Examine each line of the listing below. Copy those in which the string "size" appears.
►
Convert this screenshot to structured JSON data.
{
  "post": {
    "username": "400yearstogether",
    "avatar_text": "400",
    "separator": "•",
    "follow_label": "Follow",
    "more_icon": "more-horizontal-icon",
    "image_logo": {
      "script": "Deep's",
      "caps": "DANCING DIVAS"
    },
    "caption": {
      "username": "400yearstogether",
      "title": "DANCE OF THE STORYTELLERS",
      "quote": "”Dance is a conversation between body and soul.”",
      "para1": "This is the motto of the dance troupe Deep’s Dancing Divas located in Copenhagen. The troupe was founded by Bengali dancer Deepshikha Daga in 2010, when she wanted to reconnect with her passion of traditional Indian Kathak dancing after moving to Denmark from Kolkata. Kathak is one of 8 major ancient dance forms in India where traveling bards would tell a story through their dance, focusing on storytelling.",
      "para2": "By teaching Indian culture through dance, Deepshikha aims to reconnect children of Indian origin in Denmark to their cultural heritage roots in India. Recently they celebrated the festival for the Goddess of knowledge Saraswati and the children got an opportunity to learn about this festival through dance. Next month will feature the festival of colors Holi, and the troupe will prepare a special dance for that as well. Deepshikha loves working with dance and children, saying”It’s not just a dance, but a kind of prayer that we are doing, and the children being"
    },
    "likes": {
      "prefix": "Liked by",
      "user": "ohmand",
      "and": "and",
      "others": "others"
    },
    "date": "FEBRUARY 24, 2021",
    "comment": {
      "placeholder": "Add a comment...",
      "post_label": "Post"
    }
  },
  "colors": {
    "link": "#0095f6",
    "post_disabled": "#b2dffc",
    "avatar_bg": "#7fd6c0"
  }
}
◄
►
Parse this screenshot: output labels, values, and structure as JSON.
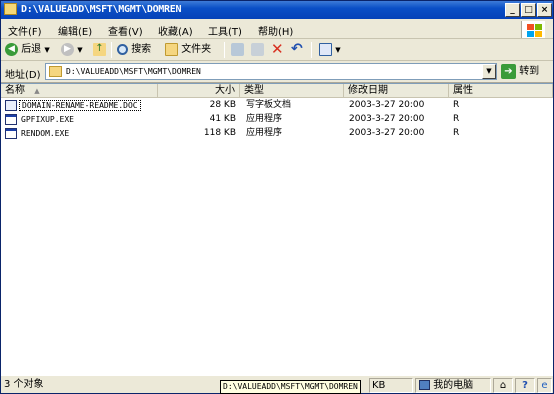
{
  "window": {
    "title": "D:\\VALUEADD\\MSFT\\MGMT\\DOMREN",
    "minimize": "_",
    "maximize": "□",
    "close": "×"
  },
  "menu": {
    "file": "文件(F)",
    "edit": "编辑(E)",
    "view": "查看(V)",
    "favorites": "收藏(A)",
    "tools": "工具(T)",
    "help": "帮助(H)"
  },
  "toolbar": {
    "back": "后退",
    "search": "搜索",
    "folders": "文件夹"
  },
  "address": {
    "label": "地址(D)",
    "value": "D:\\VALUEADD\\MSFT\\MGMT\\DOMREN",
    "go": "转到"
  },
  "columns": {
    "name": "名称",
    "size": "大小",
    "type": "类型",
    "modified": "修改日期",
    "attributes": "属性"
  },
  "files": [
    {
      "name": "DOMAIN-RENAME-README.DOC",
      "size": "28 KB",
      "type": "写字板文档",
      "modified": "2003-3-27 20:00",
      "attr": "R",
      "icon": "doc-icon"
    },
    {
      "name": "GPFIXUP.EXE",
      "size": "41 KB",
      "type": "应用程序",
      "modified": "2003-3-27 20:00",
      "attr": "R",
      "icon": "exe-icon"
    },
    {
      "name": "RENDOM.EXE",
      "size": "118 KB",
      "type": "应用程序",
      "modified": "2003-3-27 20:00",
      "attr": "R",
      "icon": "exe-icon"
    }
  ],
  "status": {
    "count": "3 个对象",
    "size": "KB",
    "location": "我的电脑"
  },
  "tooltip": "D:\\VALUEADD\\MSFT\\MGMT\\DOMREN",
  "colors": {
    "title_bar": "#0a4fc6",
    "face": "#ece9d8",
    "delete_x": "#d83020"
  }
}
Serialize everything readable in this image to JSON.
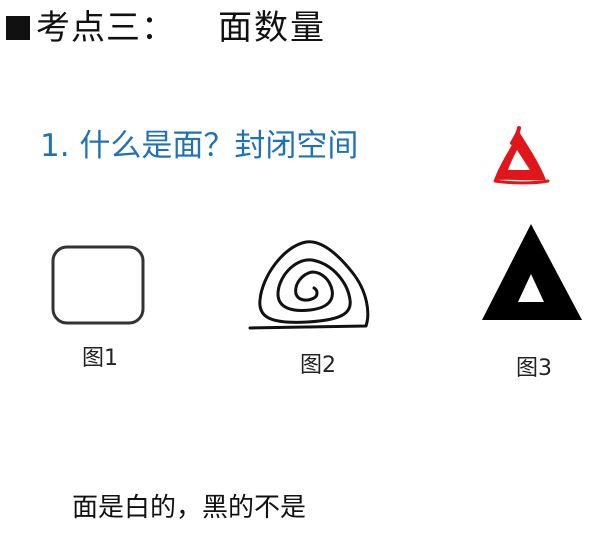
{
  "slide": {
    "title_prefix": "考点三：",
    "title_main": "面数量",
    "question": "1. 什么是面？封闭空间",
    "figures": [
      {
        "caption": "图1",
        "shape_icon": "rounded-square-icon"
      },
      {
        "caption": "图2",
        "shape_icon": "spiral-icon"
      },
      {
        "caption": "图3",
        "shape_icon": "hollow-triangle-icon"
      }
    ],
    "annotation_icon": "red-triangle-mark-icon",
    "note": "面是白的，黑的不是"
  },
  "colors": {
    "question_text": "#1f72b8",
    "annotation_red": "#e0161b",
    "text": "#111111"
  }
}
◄
### OUTPUT FOR THIS TASK
    "size": "大小",
      "size": "28 KB",
      "size": "41 KB",
      "size": "118 KB",
    "size": "KB",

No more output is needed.